==== AVAILABLE RECORDS ====

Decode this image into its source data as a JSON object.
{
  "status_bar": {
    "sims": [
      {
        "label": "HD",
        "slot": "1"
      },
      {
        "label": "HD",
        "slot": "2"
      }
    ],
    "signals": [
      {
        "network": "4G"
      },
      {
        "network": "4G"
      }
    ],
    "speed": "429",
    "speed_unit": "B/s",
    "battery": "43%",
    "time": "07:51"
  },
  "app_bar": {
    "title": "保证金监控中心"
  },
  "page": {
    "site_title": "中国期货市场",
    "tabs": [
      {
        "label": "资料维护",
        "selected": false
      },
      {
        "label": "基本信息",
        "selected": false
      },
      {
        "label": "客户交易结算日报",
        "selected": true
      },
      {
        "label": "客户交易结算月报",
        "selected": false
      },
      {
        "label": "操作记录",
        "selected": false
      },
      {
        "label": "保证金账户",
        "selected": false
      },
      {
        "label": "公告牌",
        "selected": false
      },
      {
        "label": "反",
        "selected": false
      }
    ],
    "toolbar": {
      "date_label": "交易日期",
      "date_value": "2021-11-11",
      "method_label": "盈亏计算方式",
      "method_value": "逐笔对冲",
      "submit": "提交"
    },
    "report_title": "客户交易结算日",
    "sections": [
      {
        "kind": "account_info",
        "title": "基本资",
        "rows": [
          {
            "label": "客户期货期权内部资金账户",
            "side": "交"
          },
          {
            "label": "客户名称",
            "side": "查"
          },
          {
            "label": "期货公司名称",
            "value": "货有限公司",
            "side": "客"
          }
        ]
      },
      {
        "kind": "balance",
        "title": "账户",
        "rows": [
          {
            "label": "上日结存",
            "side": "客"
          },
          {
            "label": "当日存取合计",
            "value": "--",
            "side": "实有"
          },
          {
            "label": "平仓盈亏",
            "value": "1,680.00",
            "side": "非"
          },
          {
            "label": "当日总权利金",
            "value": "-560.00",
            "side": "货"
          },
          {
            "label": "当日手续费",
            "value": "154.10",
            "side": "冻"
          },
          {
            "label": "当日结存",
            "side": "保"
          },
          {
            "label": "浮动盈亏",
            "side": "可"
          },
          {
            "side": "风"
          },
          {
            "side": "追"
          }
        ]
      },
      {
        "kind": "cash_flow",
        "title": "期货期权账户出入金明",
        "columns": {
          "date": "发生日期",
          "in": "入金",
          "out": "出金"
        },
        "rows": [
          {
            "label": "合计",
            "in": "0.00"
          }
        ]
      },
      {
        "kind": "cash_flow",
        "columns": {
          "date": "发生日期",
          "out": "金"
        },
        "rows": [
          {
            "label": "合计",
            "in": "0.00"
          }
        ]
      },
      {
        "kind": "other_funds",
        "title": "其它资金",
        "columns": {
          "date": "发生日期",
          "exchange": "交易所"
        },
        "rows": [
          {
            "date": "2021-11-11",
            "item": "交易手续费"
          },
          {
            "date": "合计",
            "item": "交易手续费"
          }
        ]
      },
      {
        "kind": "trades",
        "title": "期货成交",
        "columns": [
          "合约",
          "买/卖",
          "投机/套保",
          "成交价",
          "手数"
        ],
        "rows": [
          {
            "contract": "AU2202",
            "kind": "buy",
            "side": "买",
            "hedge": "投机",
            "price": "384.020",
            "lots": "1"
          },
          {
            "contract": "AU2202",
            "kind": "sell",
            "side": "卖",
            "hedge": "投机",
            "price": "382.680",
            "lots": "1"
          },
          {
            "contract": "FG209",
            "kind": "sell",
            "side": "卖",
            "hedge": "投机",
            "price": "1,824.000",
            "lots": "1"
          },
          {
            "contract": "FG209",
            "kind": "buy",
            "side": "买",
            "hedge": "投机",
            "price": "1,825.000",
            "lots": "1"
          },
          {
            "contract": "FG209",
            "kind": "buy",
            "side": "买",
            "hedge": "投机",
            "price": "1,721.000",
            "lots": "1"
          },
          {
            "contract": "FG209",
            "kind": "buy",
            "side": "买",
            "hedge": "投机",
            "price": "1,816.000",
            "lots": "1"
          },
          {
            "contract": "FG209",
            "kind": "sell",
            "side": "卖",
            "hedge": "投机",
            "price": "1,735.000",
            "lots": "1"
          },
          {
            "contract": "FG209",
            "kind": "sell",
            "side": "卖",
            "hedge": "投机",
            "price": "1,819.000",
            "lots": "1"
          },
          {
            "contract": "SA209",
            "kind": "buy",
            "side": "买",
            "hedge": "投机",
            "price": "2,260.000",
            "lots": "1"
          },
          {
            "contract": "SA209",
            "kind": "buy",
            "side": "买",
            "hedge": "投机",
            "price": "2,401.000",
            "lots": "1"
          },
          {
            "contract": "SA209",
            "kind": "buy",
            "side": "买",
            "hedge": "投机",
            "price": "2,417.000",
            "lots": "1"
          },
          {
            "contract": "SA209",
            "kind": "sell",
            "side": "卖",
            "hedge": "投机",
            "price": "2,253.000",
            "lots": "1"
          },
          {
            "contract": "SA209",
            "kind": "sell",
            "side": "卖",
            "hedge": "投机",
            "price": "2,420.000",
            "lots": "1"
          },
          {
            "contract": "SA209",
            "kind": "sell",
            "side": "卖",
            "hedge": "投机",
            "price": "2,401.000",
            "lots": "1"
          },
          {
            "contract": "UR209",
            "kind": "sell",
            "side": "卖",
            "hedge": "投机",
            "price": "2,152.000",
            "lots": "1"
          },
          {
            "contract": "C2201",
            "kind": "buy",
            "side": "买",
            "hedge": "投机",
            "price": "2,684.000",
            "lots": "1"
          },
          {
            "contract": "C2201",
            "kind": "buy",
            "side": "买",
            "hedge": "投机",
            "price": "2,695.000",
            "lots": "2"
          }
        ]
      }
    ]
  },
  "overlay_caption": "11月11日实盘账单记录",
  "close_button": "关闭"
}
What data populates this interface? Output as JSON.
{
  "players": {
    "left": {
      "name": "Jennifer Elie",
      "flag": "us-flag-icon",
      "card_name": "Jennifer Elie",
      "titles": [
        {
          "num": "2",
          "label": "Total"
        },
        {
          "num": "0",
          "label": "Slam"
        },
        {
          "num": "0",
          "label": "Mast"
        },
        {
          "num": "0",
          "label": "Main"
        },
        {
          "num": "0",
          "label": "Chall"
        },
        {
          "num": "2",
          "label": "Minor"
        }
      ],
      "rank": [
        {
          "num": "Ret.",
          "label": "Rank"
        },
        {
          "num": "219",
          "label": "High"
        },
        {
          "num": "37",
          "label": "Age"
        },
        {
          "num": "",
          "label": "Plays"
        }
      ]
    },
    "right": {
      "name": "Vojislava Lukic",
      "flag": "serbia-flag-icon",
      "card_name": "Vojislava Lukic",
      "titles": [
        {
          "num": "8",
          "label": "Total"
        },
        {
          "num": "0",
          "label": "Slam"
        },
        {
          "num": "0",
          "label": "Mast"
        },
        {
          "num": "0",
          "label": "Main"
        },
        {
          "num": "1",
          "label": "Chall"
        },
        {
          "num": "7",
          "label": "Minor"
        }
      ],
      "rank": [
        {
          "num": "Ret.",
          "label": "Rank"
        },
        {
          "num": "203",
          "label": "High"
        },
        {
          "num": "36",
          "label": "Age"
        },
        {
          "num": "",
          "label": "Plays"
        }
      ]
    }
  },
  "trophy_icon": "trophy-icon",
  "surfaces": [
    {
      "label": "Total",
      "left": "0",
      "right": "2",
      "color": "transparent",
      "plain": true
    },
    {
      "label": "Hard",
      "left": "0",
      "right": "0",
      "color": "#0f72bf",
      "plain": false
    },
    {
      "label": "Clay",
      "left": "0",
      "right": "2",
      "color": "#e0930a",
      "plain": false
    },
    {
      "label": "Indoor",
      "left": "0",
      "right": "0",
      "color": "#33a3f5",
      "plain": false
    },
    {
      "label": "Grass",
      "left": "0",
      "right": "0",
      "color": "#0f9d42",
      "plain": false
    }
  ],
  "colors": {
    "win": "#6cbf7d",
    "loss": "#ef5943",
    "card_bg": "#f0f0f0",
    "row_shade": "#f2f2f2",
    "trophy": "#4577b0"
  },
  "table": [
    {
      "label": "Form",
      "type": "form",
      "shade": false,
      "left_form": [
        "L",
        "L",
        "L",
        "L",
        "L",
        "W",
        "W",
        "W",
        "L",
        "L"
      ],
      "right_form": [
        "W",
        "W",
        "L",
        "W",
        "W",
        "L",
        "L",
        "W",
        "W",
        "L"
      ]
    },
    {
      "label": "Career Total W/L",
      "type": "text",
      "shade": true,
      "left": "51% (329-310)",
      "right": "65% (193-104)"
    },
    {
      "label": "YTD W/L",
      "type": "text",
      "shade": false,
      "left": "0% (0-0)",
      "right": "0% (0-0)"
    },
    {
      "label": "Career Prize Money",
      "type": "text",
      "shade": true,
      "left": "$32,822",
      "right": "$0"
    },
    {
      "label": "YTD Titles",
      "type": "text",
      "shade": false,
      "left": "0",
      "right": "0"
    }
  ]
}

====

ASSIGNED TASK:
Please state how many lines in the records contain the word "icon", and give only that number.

ANSWER TO THE PROBLEM:
3